padmoreAs the ALS Deputy for Experimental Systems, I oversee the Experimental Systems Group (ESG) with the help of the group deputies, Alastair MacDowell and Tony Warwick. The mission of the ESG is to assist researchers working on ESG-supported beamlines, to develop the technical infrastructure needed to carry out this work, and to help develop new applications of synchrotron radiation primarily through the development of new techniques. A particular focus of the group’s work is in x-ray microscopy and in the application of many techniques to the challenges in energy sciences.

In addition to maintaining and improving the performance of our present suite of beamlines, we have active programs that will add new capabilities in the next few years.

  • COSMIC:  This will be an EPU powered soft x-ray beamline, in the soon to be chicaned sector 7, that will support two endstations: one for coherent scattering and one for coherent imaging. The optical design is complete and we are about to start working with the engineering group on realization of this new state-of-the-art system for coherent soft x-ray experiments.

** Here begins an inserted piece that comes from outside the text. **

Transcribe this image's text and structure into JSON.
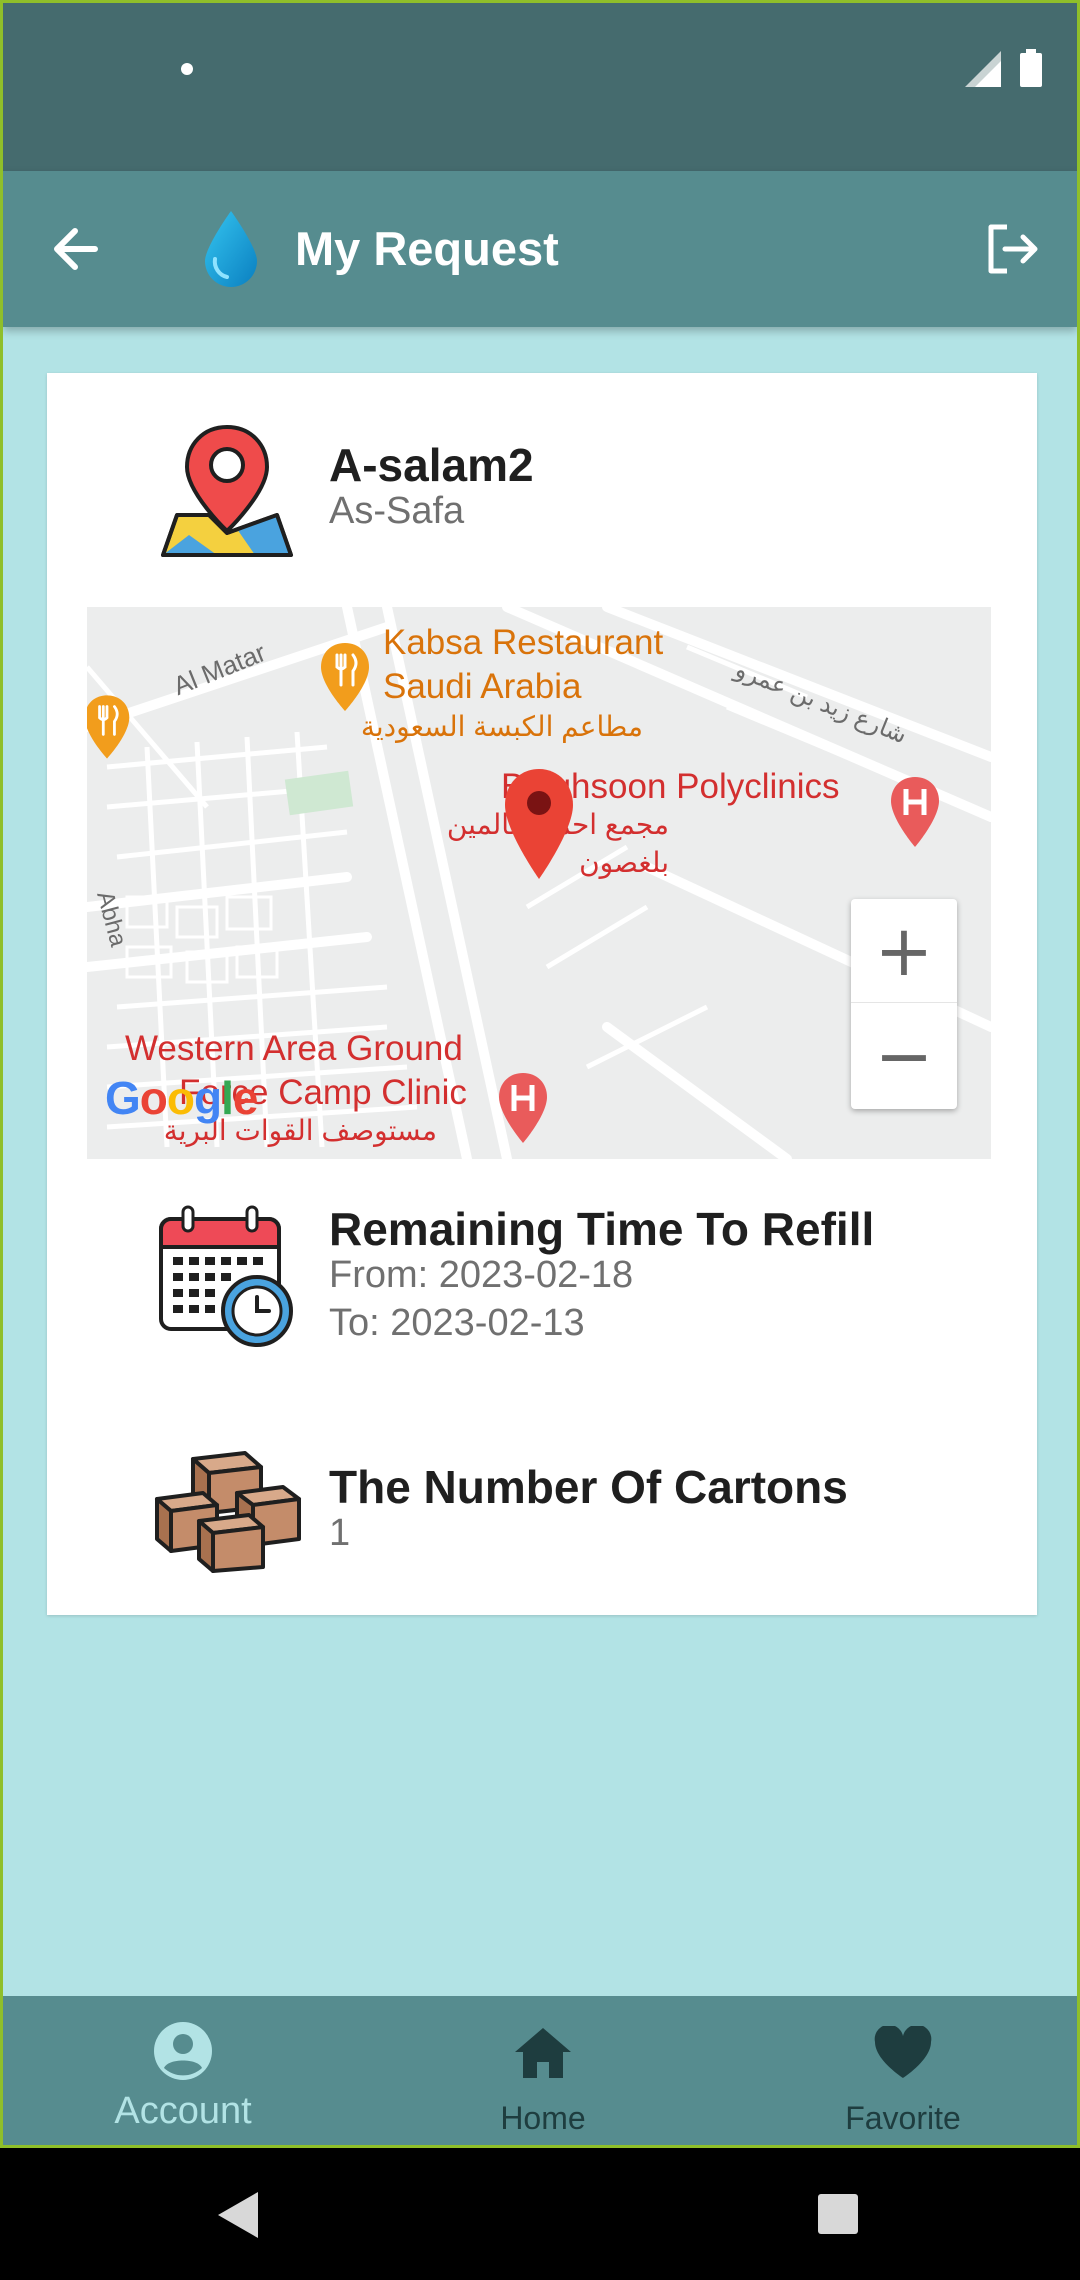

  • Nanosurveyor:  This is a new ptychographic microscope that will be on COSMIC and should give a resolution well beyond that achievable with conventional x-ray microscopy.  In this system, a diffraction pattern is recorded from two overlapping spots on the sample; the overlap provides a robust way to phase the diffraction pattern and recover a real-space image. A prototype of the microscope is now undergoing testing on BL 9.0.1, and using the BL 11 and 5.3.2.1 STXMs, testing of this modality is underway using present microscopes. Initial results indicate that sub-10 nm resolution will be achieved.

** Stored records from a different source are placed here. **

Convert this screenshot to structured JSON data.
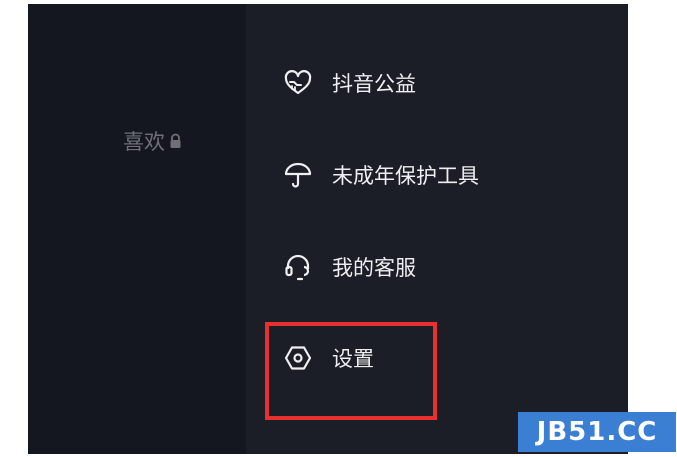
{
  "left_panel": {
    "likes_tab_label": "喜欢"
  },
  "menu": {
    "items": [
      {
        "label": "抖音公益",
        "icon": "heart-hand-icon"
      },
      {
        "label": "未成年保护工具",
        "icon": "umbrella-icon"
      },
      {
        "label": "我的客服",
        "icon": "headset-icon"
      },
      {
        "label": "设置",
        "icon": "settings-hexagon-icon"
      }
    ]
  },
  "watermark": {
    "text": "JB51.CC"
  },
  "colors": {
    "screen_background": "#181b24",
    "menu_background": "#1b1e27",
    "menu_text": "#eeeff2",
    "highlight": "#e8302f",
    "watermark_bg": "#3a7fd4"
  }
}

  • Optical metrology:  Beamlines depend on good optics, and for this we must qualify and adjust all optics we receive. This is done in our optical metrology lab. A new lab with temperature-controlled and clean conditions is under construction in the USB and should give us a major improvement in capability.
  • Improvement to existing beamlines: We have a medium-term plan to upgrade some of our older beamlines using state of the art optics (LUXOR project). This is a similar program to that successfully carried out on the protein crystallography beamlines a couple of years ago. We are awaiting funding so that a start can be made in this area.
  • Beamline upgrades and moves: We plan to move and upgrade beamline 11.3.1, the Chemical Crystallography Beamline.  This is ALS’s most productive beamline in terms of published output, but it is on a non-optimum source. Moving it to a superbend magnet will mean a factor of 1000 increase in flux density at the sample for small crystals. In collaboration with the Chemical Sciences Division, we  are also examining the opportunities for moving the existing BL 7.0 beamline to sector 9, to replace the coherent optics beamline. This will give new soft x-ray capabilities to the chemical dynamics group.

This is a small glimpse into the work of the Experimental Systems Group. The work of the group is only possible through the hard work and dedication of the group members who play a central role in keeping the ALS at the leading edge of synchrotron science.